You also need to ensure that your e-mail address cannot be ‘harvested’ from the web, there are various services you can use for temporary e-mail addresses if you need to sign-up for something online and supply this, or you can simply create several e-mail addresses and keep one for sign-up purposes (personally if I think I could receive spam I use junk@my domain rather than using the e-mail address I give to my friends). You can find a couple of good examples of temporary e-mail creators at mailexpire and mailinator.
If you need to publish your e-mail address on your website there are a multitude of scripts that will send you an e-mail without the e-mail address appearing to be harvested (as a form), or you can try and confuse the ‘spiders’ that trawl the web looking for valid e-mails by splitting your domain into words e.g. sales at mydomain dot com will not be normally recognised as an e-mail address by them.
What should I do if I recieve spam e-mails?
There are a few ‘do’s and don’ts’ that should ensure that you reduce the amount of spam you could recieve;
Don’t – Reply to the e-mail or click on the ‘unsubscribe here’ link – All this is doing is confirming to the spammer that this is in fact a real addess and more importantly you are prepared to open and read their spam, which will mean they are likely to send you much, much more.
Don’t – Open any attachments or images, or click on any links in the e-mail – This is the most common method how the bot trojans/viruses spread. Part of the programming is to reproduce itself and replicate by sending to all e-mail addresses contained on the PC.
Do – Delete the spam e-mail
Do – Employ some sort of Spam Filtering – This is included in most good mail programs such as Outlook/thunderbird but is usually very basic, most ISP’s normally also have this available where you can change the ‘level’ of what you class as spam to be stricter, and there are also external companies or programs that you can use if necessary (it’s not normally this bad though unless you absolutely have to publish your e-mail on the web in my experience).
Is UK2 doing anything about Spam?

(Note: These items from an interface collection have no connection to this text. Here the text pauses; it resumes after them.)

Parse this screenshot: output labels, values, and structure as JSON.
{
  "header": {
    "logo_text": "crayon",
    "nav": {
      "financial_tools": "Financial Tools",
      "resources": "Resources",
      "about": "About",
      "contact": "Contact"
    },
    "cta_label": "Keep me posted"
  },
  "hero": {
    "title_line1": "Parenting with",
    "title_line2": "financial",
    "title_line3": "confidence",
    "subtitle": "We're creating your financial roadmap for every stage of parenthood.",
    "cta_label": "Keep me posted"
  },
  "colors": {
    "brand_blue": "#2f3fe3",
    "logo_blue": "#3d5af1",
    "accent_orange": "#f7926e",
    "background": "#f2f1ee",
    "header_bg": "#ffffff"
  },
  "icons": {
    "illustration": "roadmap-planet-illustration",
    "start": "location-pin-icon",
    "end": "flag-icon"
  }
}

This has been in our minds recently as we have been upgrading our e-mail platform and there are a few measures we are taking (or have taken already).
- We’ve introduced an extra level of spam filtering on our own mail servers and actively monitor our shared services for any of our users attempting to ‘spam’ (intentionally or not).
- We are introducing free POP boxes on our domains and disabling the ‘Catch All Forwarding’ that we gave as standard back in the days when spam was not so much of a problem. This will have a massive, positive impact because dictionary (or brute force) attacks by spammers on domains will not work anymore (where a spammer sends multiple spam e-mails to random addresses on a domain trying to find one that works/replies).
- We have a new dedicated Abuse team to deal with any abuse complaints (including spamming) that we receive.
- a) Less spam being delivered to our customers (especially multiple copies).
- b) We don’t get our mail servers blocked for forwarding spam to other ISP’s (even though it didn’t originate with us)
- c) A faster, more efficient e-mail service.
OK so that’s the highlights as I see them but as this is such a massive subject here’s a couple of links where you can read more about the murky world of spammers, and what you can do.
here’s also a sneaky one to trap the web spiders trawling for e-mail addresses if you have a web site 😉 http://www.spampoison.com/